How to Seed a Lawn?

Replanting New Grass Seed

Replanting New Grass Seed

It is not a very difficult task to plant grass seeds, whether you are starting from scratch or adding seeds to a lawn that is already existent. However, there are differences between the two. Seeding a lawn from scratch involves breaking up the soil and forming rows across your patch of dirt. As for an existing lawn, it can be difficult for seeds to get into the soil due to plant debris, compacted dirt, thatch and grass.

The above reasons also make it difficult for new seeds to compete with others for water, light and nutrients. If you are planning to seed your lawn due to bare patches that are unsightly and present in your lawn, this is the guide you will need to refer to. This project will require that you have access to water, a sprinkler, a rake, grass seed and a broad leaf herbicide.

  1. Make sure that it is the right time of year for you to be planting your fresh seeds. You will not have a successful endeavor with your lawn if your timing is all wrong for the kind of seeds that you intend to plant, regardless of how much you prepare the soil on your lawn. Kentucky bluegrass, fescue and other similar kinds of grasses for cool seasons are best planted in the early fall and the early spring, which is when the temperatures are lower. You will want to plant Bermuda, St. Augustine and similar kinds of grasses for warm seasons in the summertime, when the temperature is higher.
  2. Before you overseed your lawn, you will want to make good use of a broad leaf herbicide. This will allow your weeds to die before you get started. After all, the last thing you want is for your weeds to compete with your seedlings in the grass, especially since it will be impossible to treat them until you see your newly planted grass has been established.
  3. One other thing you must do before taking the grass seeds to your lawn, you will want to mow the grass that is already there. Make sure to use the lowest setting that is available on your lawnmower. Make sure to fully and thoroughly remove any debris, thatch and clippings of grass from your mowing. Get a rake from the shed and use it to soften the dirt present in the bare patches on your lawn. Alternatively, use a hoe.
  4. Now you can sprinkle the seeds for the grass across the lawn, making sure you put plenty in the large patches of bare emptiness. You should not let them lay in piles of each other, but you should make sure it thoroughly covers the whole of the ground so that there will no longer be any patches of bare dirt. Make sure your seeds are well covered either by raking the dirt over the freshly planted seeds or by simply sprinkling some dirt over them manually.
  5. Make sure to constantly water the grass, ensuring that your seeds are always kept moist. They must remain moist until they finally germinate and even for a few weeks after this occurs. Do not water too much, however. You should only need to water lightly, such that you soak only the first couple of inches of the soil. This may require that you water multiple times in a day. Once two weeks have gone by, you can likely lengthen the wait time in between each spray, watering every other day instead. Keep doing this until you see your grass established from your recently planted seeds.

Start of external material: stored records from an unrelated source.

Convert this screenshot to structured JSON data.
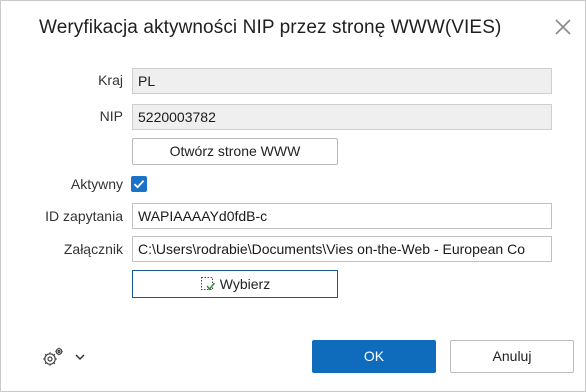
{
  "dialog": {
    "title": "Weryfikacja aktywności NIP przez stronę WWW(VIES)",
    "close_icon": "close-icon"
  },
  "form": {
    "country_label": "Kraj",
    "country_value": "PL",
    "nip_label": "NIP",
    "nip_value": "5220003782",
    "open_www_label": "Otwórz strone WWW",
    "active_label": "Aktywny",
    "active_checked": true,
    "request_id_label": "ID zapytania",
    "request_id_value": "WAPIAAAAYd0fdB-c",
    "attachment_label": "Załącznik",
    "attachment_value": "C:\\Users\\rodrabie\\Documents\\Vies on-the-Web - European Co",
    "choose_label": "Wybierz",
    "choose_icon": "select-file-icon"
  },
  "footer": {
    "settings_icon": "gear-icon",
    "dropdown_icon": "chevron-down-icon",
    "ok_label": "OK",
    "cancel_label": "Anuluj"
  },
  "colors": {
    "primary": "#0f6cbd",
    "checkbox": "#1a73c9",
    "readonly_bg": "#efefef"
  }
}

Kelly

Kelly Hurston has been a professional writer for 10 years. She joined TheHousingForum Team in May, 2010. Kelly enjoys cooking, doing DIY projects, and is an avid reader.